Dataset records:
--------
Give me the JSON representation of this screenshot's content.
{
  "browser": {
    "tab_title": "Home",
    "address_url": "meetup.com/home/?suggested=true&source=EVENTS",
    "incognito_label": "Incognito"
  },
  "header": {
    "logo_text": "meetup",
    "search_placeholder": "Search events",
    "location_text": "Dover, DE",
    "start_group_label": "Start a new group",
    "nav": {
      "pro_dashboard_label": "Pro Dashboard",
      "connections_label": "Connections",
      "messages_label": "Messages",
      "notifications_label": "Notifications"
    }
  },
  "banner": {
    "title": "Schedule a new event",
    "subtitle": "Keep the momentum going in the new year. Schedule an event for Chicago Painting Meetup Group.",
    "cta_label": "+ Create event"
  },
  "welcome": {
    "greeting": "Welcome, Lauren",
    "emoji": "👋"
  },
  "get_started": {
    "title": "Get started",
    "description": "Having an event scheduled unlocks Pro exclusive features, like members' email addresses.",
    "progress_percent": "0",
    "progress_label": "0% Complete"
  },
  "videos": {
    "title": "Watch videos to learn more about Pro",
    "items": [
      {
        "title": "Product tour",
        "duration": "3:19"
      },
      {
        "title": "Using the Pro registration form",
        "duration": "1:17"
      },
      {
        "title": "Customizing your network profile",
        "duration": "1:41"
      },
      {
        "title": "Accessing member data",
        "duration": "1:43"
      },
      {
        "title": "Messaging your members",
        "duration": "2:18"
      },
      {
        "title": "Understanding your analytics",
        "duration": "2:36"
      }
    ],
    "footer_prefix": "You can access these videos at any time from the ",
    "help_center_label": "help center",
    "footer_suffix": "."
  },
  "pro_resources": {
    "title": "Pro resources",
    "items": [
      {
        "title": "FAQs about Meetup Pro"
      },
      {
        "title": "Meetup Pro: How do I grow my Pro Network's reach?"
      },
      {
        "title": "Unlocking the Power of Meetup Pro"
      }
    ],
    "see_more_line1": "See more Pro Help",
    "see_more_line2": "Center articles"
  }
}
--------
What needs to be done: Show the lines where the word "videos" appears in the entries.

Output for this task:
  "videos": {
    "title": "Watch videos to learn more about Pro",
    "footer_prefix": "You can access these videos at any time from the ",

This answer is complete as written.